I was intrigued by the notion of just what inmates/residents at the Correctional Institution would present for a Christmas program. What would be its focus? Would it reflect the realities of correctional institution life or the hope embodied in the birth of the Christ Child?

It focused on the latter in some surprising ways. But first things first, we had to go through a screening process. It was thorough but dignified as the facility guards and staff processed all the visitors with respect. But it still meant that we had to fax our names to the facility the week before; show up 45 minutes ahead of time; be given a metal detector screening and all men had to have their photos taken.

The walk through the facility reminded all that this was a correctional institution. Metal bars. Limited numbers walking together to the auditorium. Locks. Cameras. But the most startling thing for me occurred when the lights went down and the opening songs for the Christmas play came over the speaker system.

Through the loud speakers comes the voice of Andy Williams singing “Happy Holidays!” My first and only thought was…”is this really a song that the prison population can relate too?”

The answer was “Yes, it is.”

I guess Christmas is Christmas no matter what sort of door that you live behind.

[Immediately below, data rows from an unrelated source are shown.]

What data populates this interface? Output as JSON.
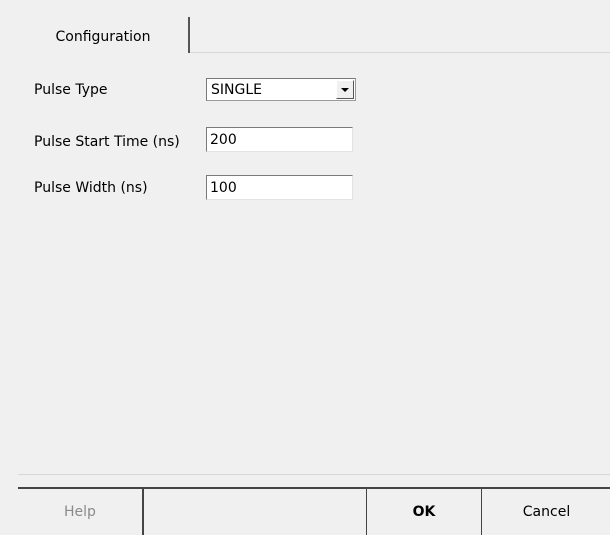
{
  "tabs": [
    {
      "label": "Configuration",
      "active": true
    }
  ],
  "form": {
    "pulse_type": {
      "label": "Pulse Type",
      "value": "SINGLE"
    },
    "pulse_start_time": {
      "label": "Pulse Start Time (ns)",
      "value": "200"
    },
    "pulse_width": {
      "label": "Pulse Width (ns)",
      "value": "100"
    }
  },
  "buttons": {
    "help": "Help",
    "ok": "OK",
    "cancel": "Cancel"
  },
  "colors": {
    "background": "#f0f0f0",
    "disabled_text": "#8a8a8a"
  }
}
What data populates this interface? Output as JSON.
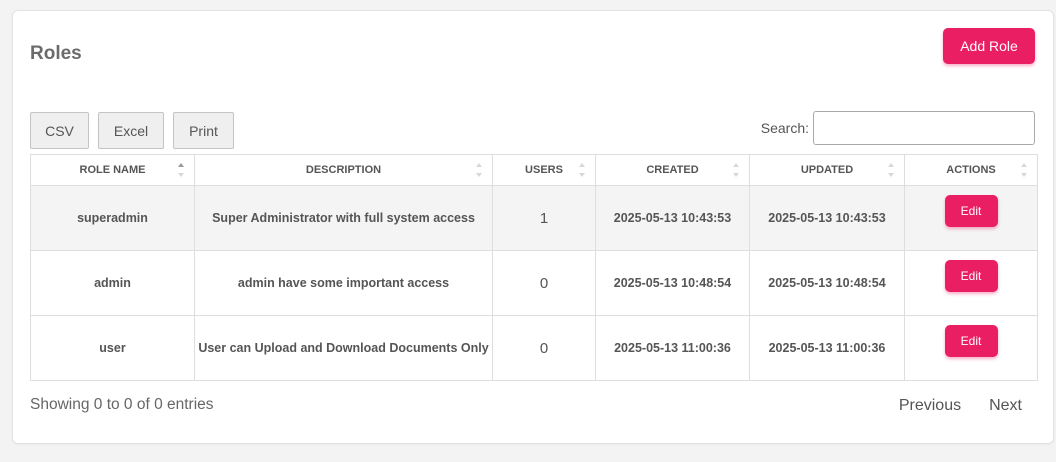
{
  "page": {
    "title": "Roles",
    "add_button": "Add Role"
  },
  "toolbar": {
    "csv": "CSV",
    "excel": "Excel",
    "print": "Print"
  },
  "search": {
    "label": "Search:",
    "value": ""
  },
  "table": {
    "columns": [
      "ROLE NAME",
      "DESCRIPTION",
      "USERS",
      "CREATED",
      "UPDATED",
      "ACTIONS"
    ],
    "rows": [
      {
        "name": "superadmin",
        "description": "Super Administrator with full system access",
        "users": "1",
        "created": "2025-05-13 10:43:53",
        "updated": "2025-05-13 10:43:53",
        "action": "Edit"
      },
      {
        "name": "admin",
        "description": "admin have some important access",
        "users": "0",
        "created": "2025-05-13 10:48:54",
        "updated": "2025-05-13 10:48:54",
        "action": "Edit"
      },
      {
        "name": "user",
        "description": "User can Upload and Download Documents Only",
        "users": "0",
        "created": "2025-05-13 11:00:36",
        "updated": "2025-05-13 11:00:36",
        "action": "Edit"
      }
    ]
  },
  "footer": {
    "info": "Showing 0 to 0 of 0 entries",
    "previous": "Previous",
    "next": "Next"
  },
  "colors": {
    "accent": "#ea1e63",
    "page_bg": "#f3f3f3",
    "highlight_row": "#f4f4f4"
  },
  "icons": {
    "sort": "sort-arrows-icon"
  }
}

The program was actually a Christmas musical based on the popular TV show “American Idol.” The actors were all residents and it was performed with gusto and quite a bit of talent. The play itself and the musical numbers were all written by a resident… and the songs were quite good.

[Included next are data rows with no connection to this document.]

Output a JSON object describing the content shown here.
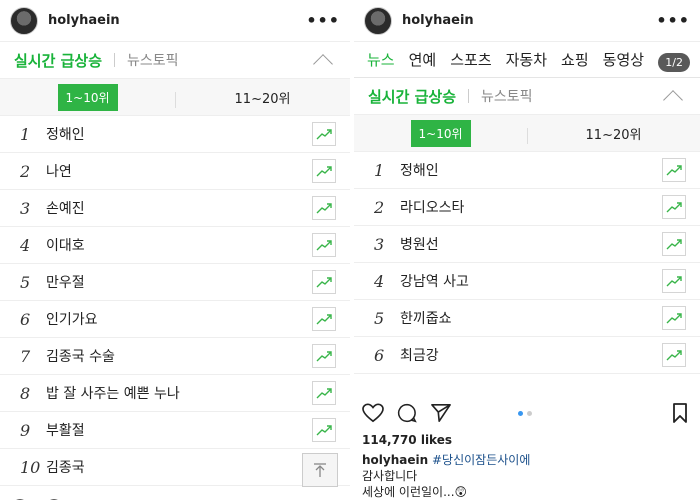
{
  "left": {
    "username": "holyhaein",
    "realtime_tab": "실시간 급상승",
    "news_topic_tab": "뉴스토픽",
    "range_active": "1~10위",
    "range_other": "11~20위",
    "ranks": [
      {
        "n": "1",
        "kw": "정해인"
      },
      {
        "n": "2",
        "kw": "나연"
      },
      {
        "n": "3",
        "kw": "손예진"
      },
      {
        "n": "4",
        "kw": "이대호"
      },
      {
        "n": "5",
        "kw": "만우절"
      },
      {
        "n": "6",
        "kw": "인기가요"
      },
      {
        "n": "7",
        "kw": "김종국 수술"
      },
      {
        "n": "8",
        "kw": "밥 잘 사주는 예쁜 누나"
      },
      {
        "n": "9",
        "kw": "부활절"
      },
      {
        "n": "10",
        "kw": "김종국"
      }
    ]
  },
  "right": {
    "username": "holyhaein",
    "nav": [
      "뉴스",
      "연예",
      "스포츠",
      "자동차",
      "쇼핑",
      "동영상"
    ],
    "pager": "1/2",
    "realtime_tab": "실시간 급상승",
    "news_topic_tab": "뉴스토픽",
    "range_active": "1~10위",
    "range_other": "11~20위",
    "ranks": [
      {
        "n": "1",
        "kw": "정해인"
      },
      {
        "n": "2",
        "kw": "라디오스타"
      },
      {
        "n": "3",
        "kw": "병원선"
      },
      {
        "n": "4",
        "kw": "강남역 사고"
      },
      {
        "n": "5",
        "kw": "한끼줍쇼"
      },
      {
        "n": "6",
        "kw": "최금강"
      }
    ],
    "likes": "114,770 likes",
    "caption_user": "holyhaein",
    "caption_tag": "#당신이잠든사이에",
    "caption_line2": "감사합니다",
    "caption_line3": "세상에 이런일이...😲"
  },
  "colors": {
    "accent": "#19b33a",
    "pill": "#2fb445",
    "link": "#1a4f8a"
  },
  "icons": [
    "more-icon",
    "chevron-up-icon",
    "trend-chart-icon",
    "scroll-top-icon",
    "heart-icon",
    "comment-icon",
    "share-icon",
    "bookmark-icon"
  ]
}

In a nutshell, the musical was about this…a young man gets a chance at singing on and winning the American Idol, but just as his good fortune is about to be realized, he faces a personal crises. He overcomes the crises and wins more than just the contest. His faith is tested and he rises to the challenge.

I suppose such a theme would be one that most inmates could relate to…a chance at something good that most only dream of. You should have heard the lead singer/actor; the guy had talent!

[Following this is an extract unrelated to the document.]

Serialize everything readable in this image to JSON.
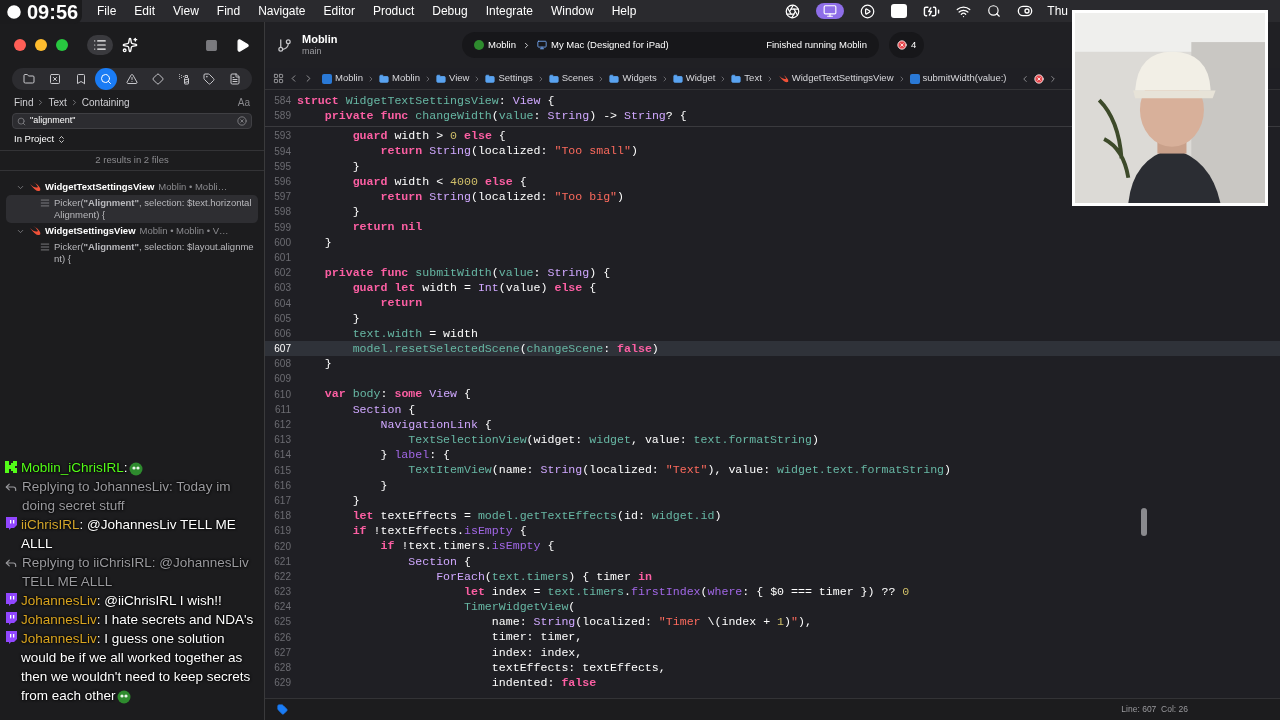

There were also a number of other actors who certainly had a flair for the dramatic and for singing. Tim mentioned that he had seen several of the people in lead parts in other musicals there at the institution. It’s clear that these are men who have made some wrong turns in their lives and yet they have the joy of music and acting.

It’s also clear that the prison ministry there does give hope; not only to the prisoners but to the entire state. It is the obligation of the state to insure the safety of citizens, but there is an equal obligation for the state to give dignity to the prisoners. The prison ministry program does that and so do such things as this Christmas musical.

For a two hour period it was a fairly simple equation: two dozen men were putting on a Christmas musical for a couple hundred people. No one was a prisoner. The only captives were the audience; captivated by an energetic Christmas show that had all the marks of a community theatre performance. When the lights went down and Andy Williams’s tenor voice soared over the speaker system, there were no prison walls for a couple hours.

But reality set in as the 9 o’clock hour neared. All the actors/singers/inmates had to return to their cell blocks. All the audience had to pass through another screening before leaving the institution.

Since Tim and I were in the last group to arrive, (thanks to our unplanned tour of all Marion, Ohio exits off the freeway,) we were seated at the back of the auditorium and so were the first to leave. We were probably back in Dublin before the entire auditorium was empty and the parking lot vacant.

We drove back to the church parking lot in Dublin while the actors stayed in Marion. But we had experienced their hope and their talent and we remembered that Jesus was quite clear about what we should do…visit the prisoners and minister to their needs. The irony of the evening was that … the prisoners ministered to us.

No doubt that was what Christ wanted us to realize that evening.

Peace, Rev. Bob Tussing